TASK DESCRIPTION =
Lines holding the word "highlighted" are the ones to copy from the data below.

INFORMATION SHOWN =
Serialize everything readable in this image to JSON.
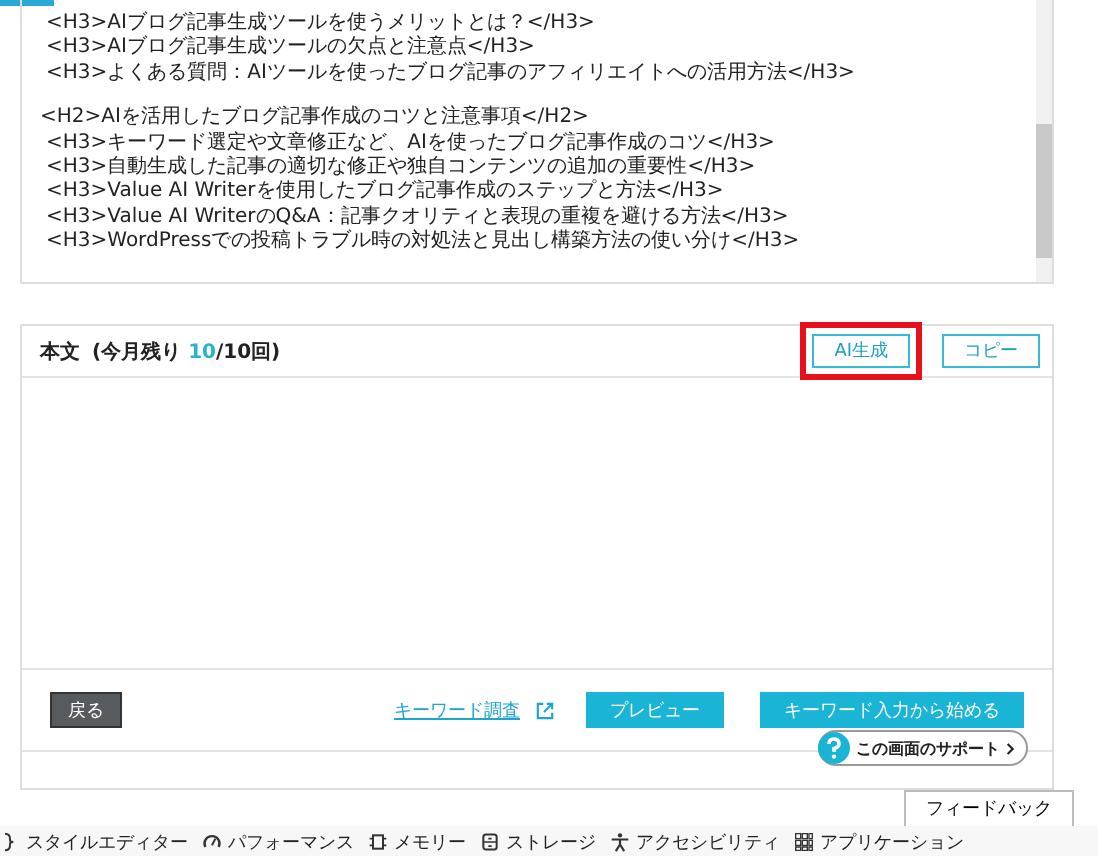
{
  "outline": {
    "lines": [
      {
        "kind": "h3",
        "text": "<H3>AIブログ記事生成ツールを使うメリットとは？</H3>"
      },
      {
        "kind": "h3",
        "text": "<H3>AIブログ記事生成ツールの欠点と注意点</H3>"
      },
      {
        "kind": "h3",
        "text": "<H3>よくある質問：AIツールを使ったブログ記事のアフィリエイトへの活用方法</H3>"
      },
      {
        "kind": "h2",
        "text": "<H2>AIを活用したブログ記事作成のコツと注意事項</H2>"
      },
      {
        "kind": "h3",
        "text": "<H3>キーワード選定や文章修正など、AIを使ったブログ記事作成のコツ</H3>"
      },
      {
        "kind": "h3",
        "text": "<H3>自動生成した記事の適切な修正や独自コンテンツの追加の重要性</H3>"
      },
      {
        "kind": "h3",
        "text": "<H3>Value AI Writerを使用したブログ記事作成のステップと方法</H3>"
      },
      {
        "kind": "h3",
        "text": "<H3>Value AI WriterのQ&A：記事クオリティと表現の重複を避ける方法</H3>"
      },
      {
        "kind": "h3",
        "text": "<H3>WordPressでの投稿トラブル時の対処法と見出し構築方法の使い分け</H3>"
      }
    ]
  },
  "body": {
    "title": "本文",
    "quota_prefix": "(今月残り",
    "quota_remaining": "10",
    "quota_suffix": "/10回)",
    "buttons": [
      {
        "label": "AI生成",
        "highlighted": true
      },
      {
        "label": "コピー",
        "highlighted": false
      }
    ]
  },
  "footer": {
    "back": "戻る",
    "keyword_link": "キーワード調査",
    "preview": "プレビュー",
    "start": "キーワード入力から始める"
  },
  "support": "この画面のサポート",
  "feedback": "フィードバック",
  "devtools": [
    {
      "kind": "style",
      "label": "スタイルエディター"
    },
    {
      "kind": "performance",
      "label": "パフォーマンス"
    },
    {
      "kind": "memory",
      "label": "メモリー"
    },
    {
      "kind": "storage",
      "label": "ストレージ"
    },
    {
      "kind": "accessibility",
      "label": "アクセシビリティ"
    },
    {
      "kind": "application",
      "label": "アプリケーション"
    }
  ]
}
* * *
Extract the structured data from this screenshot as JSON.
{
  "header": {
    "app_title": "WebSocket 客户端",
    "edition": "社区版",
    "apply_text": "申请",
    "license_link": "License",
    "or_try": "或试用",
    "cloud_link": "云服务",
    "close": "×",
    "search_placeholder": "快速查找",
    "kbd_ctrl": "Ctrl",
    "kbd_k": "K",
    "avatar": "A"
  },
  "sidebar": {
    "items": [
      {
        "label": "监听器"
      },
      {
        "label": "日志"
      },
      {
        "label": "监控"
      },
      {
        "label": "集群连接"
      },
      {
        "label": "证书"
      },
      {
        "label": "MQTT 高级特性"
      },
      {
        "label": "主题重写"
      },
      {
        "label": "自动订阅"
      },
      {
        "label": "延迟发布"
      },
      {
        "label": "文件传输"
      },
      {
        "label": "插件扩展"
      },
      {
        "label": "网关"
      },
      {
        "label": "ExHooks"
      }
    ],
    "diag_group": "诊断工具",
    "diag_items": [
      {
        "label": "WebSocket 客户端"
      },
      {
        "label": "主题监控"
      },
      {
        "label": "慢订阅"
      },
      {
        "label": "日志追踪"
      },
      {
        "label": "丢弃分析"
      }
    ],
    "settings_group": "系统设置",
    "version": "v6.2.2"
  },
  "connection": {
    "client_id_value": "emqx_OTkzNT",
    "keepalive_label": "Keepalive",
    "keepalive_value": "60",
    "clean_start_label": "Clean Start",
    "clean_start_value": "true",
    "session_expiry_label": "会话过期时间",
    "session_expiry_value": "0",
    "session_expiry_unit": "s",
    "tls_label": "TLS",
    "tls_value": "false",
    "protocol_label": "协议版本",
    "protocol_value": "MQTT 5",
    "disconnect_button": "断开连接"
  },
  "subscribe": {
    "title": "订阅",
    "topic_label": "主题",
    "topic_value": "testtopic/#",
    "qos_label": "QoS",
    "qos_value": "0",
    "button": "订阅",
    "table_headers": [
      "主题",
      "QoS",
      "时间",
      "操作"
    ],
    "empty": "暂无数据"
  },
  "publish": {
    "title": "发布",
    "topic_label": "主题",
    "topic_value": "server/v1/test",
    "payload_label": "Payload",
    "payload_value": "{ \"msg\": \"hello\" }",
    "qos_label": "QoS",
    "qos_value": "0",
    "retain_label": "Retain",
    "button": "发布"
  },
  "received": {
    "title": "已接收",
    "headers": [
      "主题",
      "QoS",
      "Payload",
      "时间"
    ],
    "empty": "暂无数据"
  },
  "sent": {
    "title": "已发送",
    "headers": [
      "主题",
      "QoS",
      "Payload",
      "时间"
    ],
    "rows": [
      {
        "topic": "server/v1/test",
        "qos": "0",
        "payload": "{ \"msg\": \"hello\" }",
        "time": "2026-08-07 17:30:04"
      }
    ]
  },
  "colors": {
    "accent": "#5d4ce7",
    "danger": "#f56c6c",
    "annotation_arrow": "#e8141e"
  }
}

SOLUTION TO THIS EXERCISE =
        "highlighted": true
        "highlighted": false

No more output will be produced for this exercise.